Task details: Each line below needs to be duplicated without alteration.

Dataset:

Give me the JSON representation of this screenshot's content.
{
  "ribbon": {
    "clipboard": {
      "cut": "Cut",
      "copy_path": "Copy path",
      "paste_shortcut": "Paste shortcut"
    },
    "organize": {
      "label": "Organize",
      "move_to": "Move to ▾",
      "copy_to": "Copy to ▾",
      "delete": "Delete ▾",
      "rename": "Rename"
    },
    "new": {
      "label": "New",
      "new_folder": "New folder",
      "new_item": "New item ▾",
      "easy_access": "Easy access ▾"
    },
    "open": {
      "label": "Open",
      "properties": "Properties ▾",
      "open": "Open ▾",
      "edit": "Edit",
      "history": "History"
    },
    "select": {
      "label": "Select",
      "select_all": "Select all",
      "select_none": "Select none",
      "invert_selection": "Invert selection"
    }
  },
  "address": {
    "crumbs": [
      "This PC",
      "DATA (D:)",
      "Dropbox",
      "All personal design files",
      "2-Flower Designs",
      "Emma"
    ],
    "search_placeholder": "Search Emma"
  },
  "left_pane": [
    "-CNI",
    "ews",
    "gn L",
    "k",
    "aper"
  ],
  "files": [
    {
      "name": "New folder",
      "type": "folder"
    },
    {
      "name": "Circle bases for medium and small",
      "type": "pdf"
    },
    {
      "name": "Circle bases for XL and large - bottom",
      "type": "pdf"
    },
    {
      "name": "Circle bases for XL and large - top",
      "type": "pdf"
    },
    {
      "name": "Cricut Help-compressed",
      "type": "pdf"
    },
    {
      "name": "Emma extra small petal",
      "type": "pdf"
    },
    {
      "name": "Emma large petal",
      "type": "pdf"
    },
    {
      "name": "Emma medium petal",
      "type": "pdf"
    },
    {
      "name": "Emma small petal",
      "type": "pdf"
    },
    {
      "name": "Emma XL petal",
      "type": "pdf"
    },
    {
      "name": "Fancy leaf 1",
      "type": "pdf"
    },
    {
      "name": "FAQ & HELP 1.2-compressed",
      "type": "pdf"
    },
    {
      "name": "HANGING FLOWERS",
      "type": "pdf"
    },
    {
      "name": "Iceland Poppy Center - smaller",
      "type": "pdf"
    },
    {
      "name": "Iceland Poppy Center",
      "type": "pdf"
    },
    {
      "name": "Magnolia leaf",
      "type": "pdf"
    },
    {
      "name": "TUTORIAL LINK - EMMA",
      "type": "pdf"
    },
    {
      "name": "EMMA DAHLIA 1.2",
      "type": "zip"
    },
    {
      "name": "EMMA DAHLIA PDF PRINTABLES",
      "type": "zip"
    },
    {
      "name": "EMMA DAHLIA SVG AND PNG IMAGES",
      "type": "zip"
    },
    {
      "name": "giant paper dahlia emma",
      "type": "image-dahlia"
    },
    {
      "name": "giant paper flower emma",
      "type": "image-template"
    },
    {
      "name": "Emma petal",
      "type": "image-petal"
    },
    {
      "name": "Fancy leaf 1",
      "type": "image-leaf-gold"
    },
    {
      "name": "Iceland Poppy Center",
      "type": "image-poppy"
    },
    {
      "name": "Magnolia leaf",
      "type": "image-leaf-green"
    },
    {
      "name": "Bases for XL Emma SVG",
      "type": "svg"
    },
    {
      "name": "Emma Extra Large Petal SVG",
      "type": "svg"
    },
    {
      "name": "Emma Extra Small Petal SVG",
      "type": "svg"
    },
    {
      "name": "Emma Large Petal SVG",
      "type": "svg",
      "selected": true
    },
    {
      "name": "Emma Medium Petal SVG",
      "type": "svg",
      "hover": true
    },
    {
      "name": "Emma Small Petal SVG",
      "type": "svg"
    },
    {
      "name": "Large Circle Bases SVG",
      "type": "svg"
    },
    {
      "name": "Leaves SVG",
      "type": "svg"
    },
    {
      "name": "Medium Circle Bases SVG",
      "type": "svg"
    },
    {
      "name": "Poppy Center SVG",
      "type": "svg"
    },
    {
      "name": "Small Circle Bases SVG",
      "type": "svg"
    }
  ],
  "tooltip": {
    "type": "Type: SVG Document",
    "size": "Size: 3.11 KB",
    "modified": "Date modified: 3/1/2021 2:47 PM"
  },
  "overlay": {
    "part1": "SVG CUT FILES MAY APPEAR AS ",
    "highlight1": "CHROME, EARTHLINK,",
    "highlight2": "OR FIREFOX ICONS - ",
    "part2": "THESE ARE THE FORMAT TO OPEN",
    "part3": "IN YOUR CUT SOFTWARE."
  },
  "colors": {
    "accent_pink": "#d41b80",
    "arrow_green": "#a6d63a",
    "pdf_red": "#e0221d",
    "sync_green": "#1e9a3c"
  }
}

Result of the exercise:
Give me the JSON representation of this screenshot's content.
{
  "ribbon": {
    "clipboard": {
      "cut": "Cut",
      "copy_path": "Copy path",
      "paste_shortcut": "Paste shortcut"
    },
    "organize": {
      "label": "Organize",
      "move_to": "Move to ▾",
      "copy_to": "Copy to ▾",
      "delete": "Delete ▾",
      "rename": "Rename"
    },
    "new": {
      "label": "New",
      "new_folder": "New folder",
      "new_item": "New item ▾",
      "easy_access": "Easy access ▾"
    },
    "open": {
      "label": "Open",
      "properties": "Properties ▾",
      "open": "Open ▾",
      "edit": "Edit",
      "history": "History"
    },
    "select": {
      "label": "Select",
      "select_all": "Select all",
      "select_none": "Select none",
      "invert_selection": "Invert selection"
    }
  },
  "address": {
    "crumbs": [
      "This PC",
      "DATA (D:)",
      "Dropbox",
      "All personal design files",
      "2-Flower Designs",
      "Emma"
    ],
    "search_placeholder": "Search Emma"
  },
  "left_pane": [
    "-CNI",
    "ews",
    "gn L",
    "k",
    "aper"
  ],
  "files": [
    {
      "name": "New folder",
      "type": "folder"
    },
    {
      "name": "Circle bases for medium and small",
      "type": "pdf"
    },
    {
      "name": "Circle bases for XL and large - bottom",
      "type": "pdf"
    },
    {
      "name": "Circle bases for XL and large - top",
      "type": "pdf"
    },
    {
      "name": "Cricut Help-compressed",
      "type": "pdf"
    },
    {
      "name": "Emma extra small petal",
      "type": "pdf"
    },
    {
      "name": "Emma large petal",
      "type": "pdf"
    },
    {
      "name": "Emma medium petal",
      "type": "pdf"
    },
    {
      "name": "Emma small petal",
      "type": "pdf"
    },
    {
      "name": "Emma XL petal",
      "type": "pdf"
    },
    {
      "name": "Fancy leaf 1",
      "type": "pdf"
    },
    {
      "name": "FAQ & HELP 1.2-compressed",
      "type": "pdf"
    },
    {
      "name": "HANGING FLOWERS",
      "type": "pdf"
    },
    {
      "name": "Iceland Poppy Center - smaller",
      "type": "pdf"
    },
    {
      "name": "Iceland Poppy Center",
      "type": "pdf"
    },
    {
      "name": "Magnolia leaf",
      "type": "pdf"
    },
    {
      "name": "TUTORIAL LINK - EMMA",
      "type": "pdf"
    },
    {
      "name": "EMMA DAHLIA 1.2",
      "type": "zip"
    },
    {
      "name": "EMMA DAHLIA PDF PRINTABLES",
      "type": "zip"
    },
    {
      "name": "EMMA DAHLIA SVG AND PNG IMAGES",
      "type": "zip"
    },
    {
      "name": "giant paper dahlia emma",
      "type": "image-dahlia"
    },
    {
      "name": "giant paper flower emma",
      "type": "image-template"
    },
    {
      "name": "Emma petal",
      "type": "image-petal"
    },
    {
      "name": "Fancy leaf 1",
      "type": "image-leaf-gold"
    },
    {
      "name": "Iceland Poppy Center",
      "type": "image-poppy"
    },
    {
      "name": "Magnolia leaf",
      "type": "image-leaf-green"
    },
    {
      "name": "Bases for XL Emma SVG",
      "type": "svg"
    },
    {
      "name": "Emma Extra Large Petal SVG",
      "type": "svg"
    },
    {
      "name": "Emma Extra Small Petal SVG",
      "type": "svg"
    },
    {
      "name": "Emma Large Petal SVG",
      "type": "svg",
      "selected": true
    },
    {
      "name": "Emma Medium Petal SVG",
      "type": "svg",
      "hover": true
    },
    {
      "name": "Emma Small Petal SVG",
      "type": "svg"
    },
    {
      "name": "Large Circle Bases SVG",
      "type": "svg"
    },
    {
      "name": "Leaves SVG",
      "type": "svg"
    },
    {
      "name": "Medium Circle Bases SVG",
      "type": "svg"
    },
    {
      "name": "Poppy Center SVG",
      "type": "svg"
    },
    {
      "name": "Small Circle Bases SVG",
      "type": "svg"
    }
  ],
  "tooltip": {
    "type": "Type: SVG Document",
    "size": "Size: 3.11 KB",
    "modified": "Date modified: 3/1/2021 2:47 PM"
  },
  "overlay": {
    "part1": "SVG CUT FILES MAY APPEAR AS ",
    "highlight1": "CHROME, EARTHLINK,",
    "highlight2": "OR FIREFOX ICONS - ",
    "part2": "THESE ARE THE FORMAT TO OPEN",
    "part3": "IN YOUR CUT SOFTWARE."
  },
  "colors": {
    "accent_pink": "#d41b80",
    "arrow_green": "#a6d63a",
    "pdf_red": "#e0221d",
    "sync_green": "#1e9a3c"
  }
}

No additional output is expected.